(Excerpts from an interface dataset)

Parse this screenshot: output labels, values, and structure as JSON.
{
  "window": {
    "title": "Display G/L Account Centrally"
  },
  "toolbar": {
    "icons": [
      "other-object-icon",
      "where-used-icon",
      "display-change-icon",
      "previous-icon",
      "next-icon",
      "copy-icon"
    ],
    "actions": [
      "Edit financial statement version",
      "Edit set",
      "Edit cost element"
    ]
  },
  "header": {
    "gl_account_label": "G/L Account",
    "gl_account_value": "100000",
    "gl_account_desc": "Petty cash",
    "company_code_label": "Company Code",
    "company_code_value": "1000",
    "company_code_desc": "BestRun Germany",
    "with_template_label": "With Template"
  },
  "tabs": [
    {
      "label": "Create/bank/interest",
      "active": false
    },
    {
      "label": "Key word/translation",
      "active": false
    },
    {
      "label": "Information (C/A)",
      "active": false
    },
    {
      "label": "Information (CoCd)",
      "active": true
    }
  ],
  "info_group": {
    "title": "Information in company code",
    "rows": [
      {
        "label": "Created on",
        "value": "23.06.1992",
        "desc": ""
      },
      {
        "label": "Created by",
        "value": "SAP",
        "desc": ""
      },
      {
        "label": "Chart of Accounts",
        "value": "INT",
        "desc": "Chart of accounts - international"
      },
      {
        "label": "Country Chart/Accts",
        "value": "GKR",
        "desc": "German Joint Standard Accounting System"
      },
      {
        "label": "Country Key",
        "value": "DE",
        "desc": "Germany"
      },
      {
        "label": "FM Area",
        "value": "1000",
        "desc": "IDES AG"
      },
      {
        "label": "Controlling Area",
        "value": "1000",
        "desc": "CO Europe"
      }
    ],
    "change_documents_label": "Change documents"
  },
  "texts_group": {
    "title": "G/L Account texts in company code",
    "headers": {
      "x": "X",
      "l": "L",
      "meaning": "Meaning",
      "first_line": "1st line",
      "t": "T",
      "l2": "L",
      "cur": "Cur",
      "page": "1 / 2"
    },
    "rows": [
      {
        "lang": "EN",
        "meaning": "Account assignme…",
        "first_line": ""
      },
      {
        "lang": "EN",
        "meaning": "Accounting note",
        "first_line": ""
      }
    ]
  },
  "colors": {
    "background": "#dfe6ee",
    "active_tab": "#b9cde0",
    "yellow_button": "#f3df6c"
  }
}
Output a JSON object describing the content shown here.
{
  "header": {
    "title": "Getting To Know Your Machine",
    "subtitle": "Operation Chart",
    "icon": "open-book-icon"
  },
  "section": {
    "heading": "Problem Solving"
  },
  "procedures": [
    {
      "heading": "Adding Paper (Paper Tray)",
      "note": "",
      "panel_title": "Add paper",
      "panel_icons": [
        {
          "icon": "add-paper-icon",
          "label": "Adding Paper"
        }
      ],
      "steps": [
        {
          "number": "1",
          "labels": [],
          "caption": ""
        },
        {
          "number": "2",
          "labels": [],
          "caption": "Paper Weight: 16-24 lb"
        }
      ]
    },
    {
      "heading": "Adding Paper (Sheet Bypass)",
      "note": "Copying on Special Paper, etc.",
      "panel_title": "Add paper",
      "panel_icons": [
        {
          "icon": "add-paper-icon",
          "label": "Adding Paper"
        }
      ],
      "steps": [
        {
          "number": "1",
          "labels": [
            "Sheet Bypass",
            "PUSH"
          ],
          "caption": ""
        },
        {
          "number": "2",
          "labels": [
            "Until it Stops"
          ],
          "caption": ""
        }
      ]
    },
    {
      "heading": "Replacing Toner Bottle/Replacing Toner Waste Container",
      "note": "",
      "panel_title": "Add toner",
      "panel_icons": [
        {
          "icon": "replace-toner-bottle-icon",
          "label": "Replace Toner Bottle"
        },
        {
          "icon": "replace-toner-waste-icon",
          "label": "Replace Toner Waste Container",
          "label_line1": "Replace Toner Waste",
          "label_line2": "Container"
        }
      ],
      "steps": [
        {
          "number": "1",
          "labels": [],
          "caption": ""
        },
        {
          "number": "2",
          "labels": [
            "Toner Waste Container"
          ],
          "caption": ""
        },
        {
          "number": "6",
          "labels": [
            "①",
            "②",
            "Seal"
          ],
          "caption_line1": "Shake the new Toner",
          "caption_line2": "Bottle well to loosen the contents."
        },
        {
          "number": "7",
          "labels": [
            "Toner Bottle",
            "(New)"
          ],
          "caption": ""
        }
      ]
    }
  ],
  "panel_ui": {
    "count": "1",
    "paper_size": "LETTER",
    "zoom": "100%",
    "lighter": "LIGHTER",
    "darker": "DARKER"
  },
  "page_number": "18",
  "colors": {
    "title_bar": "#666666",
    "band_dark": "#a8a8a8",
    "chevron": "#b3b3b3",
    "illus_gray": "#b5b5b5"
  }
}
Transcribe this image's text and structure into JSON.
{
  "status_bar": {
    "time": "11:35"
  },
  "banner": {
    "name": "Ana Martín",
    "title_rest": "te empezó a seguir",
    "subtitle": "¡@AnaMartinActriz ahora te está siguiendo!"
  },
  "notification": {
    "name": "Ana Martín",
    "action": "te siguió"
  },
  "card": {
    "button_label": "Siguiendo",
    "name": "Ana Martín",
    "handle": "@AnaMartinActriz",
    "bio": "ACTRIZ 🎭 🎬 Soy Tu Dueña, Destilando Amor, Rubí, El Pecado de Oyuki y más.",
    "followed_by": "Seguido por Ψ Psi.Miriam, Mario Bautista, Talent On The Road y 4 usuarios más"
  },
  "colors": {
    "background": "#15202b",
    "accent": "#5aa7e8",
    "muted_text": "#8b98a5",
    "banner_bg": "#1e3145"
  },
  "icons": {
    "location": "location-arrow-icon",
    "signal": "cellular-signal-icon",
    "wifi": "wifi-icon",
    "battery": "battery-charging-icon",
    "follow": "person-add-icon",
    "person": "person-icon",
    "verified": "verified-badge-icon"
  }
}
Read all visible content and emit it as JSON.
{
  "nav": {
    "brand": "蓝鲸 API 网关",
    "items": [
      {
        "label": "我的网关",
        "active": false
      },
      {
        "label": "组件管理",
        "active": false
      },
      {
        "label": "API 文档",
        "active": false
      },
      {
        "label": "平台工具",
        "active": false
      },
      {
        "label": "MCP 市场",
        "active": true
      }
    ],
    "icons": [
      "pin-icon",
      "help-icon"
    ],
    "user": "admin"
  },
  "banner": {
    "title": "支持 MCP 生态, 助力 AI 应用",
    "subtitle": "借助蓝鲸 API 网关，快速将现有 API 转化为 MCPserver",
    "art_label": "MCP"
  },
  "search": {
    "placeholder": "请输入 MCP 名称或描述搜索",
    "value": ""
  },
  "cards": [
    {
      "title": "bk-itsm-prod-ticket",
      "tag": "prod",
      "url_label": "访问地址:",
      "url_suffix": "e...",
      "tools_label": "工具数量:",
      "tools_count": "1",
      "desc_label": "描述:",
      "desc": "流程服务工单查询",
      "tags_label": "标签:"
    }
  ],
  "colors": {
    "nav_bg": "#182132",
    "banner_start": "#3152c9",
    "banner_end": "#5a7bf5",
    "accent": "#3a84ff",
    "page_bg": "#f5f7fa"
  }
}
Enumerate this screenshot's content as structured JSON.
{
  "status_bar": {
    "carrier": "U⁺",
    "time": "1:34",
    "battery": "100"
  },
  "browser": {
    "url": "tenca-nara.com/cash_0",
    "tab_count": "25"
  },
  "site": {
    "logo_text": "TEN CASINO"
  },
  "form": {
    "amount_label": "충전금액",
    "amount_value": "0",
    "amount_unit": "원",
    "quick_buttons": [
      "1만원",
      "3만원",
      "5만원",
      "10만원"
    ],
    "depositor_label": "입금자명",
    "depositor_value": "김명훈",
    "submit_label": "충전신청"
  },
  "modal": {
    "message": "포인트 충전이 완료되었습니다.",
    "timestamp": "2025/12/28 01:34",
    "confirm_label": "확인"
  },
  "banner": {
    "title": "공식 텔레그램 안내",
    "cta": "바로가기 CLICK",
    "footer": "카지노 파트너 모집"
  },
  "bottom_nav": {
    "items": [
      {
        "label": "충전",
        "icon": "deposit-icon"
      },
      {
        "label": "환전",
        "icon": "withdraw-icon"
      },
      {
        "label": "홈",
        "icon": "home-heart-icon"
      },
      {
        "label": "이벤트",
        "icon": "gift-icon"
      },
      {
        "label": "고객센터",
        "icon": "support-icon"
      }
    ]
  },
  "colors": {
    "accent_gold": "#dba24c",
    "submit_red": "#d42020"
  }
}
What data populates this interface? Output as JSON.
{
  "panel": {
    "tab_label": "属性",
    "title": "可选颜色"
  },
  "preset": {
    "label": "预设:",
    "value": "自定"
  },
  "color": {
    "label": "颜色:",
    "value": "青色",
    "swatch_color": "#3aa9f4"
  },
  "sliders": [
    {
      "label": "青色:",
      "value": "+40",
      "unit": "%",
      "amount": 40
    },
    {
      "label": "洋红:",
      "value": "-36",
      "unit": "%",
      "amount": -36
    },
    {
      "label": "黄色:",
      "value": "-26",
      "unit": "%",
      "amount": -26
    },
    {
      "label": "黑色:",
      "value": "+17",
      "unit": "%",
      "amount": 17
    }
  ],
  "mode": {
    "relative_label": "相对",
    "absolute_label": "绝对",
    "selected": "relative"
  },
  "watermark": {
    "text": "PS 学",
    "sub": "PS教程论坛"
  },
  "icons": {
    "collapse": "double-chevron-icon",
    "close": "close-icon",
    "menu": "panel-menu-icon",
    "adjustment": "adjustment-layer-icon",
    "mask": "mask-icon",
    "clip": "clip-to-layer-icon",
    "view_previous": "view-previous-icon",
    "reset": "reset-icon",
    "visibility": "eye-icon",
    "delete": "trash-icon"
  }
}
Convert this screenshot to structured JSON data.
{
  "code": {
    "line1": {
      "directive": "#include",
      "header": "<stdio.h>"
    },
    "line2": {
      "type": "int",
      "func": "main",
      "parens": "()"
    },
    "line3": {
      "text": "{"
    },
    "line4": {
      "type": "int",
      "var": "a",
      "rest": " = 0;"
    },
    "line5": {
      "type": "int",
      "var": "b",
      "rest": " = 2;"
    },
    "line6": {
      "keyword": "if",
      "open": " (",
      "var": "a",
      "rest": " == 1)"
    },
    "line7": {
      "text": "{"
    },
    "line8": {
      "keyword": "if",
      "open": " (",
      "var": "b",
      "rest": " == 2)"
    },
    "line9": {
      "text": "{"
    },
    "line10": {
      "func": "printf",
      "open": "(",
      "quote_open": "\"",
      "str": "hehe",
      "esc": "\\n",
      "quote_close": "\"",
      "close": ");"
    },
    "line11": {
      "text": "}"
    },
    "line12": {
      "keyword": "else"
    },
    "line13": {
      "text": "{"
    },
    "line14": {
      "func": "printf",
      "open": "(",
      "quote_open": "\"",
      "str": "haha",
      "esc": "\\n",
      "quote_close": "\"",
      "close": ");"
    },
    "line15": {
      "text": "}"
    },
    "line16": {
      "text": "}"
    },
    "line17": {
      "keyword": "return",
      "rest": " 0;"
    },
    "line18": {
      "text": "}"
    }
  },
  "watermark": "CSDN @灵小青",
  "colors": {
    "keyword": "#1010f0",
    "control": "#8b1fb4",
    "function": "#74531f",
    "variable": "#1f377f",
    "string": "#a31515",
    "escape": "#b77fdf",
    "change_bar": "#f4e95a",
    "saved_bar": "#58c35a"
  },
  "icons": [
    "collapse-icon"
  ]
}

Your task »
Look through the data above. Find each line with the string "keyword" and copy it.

Answer to this task »
      "keyword": "if",
      "keyword": "if",
      "keyword": "else"
      "keyword": "return",
    "keyword": "#1010f0",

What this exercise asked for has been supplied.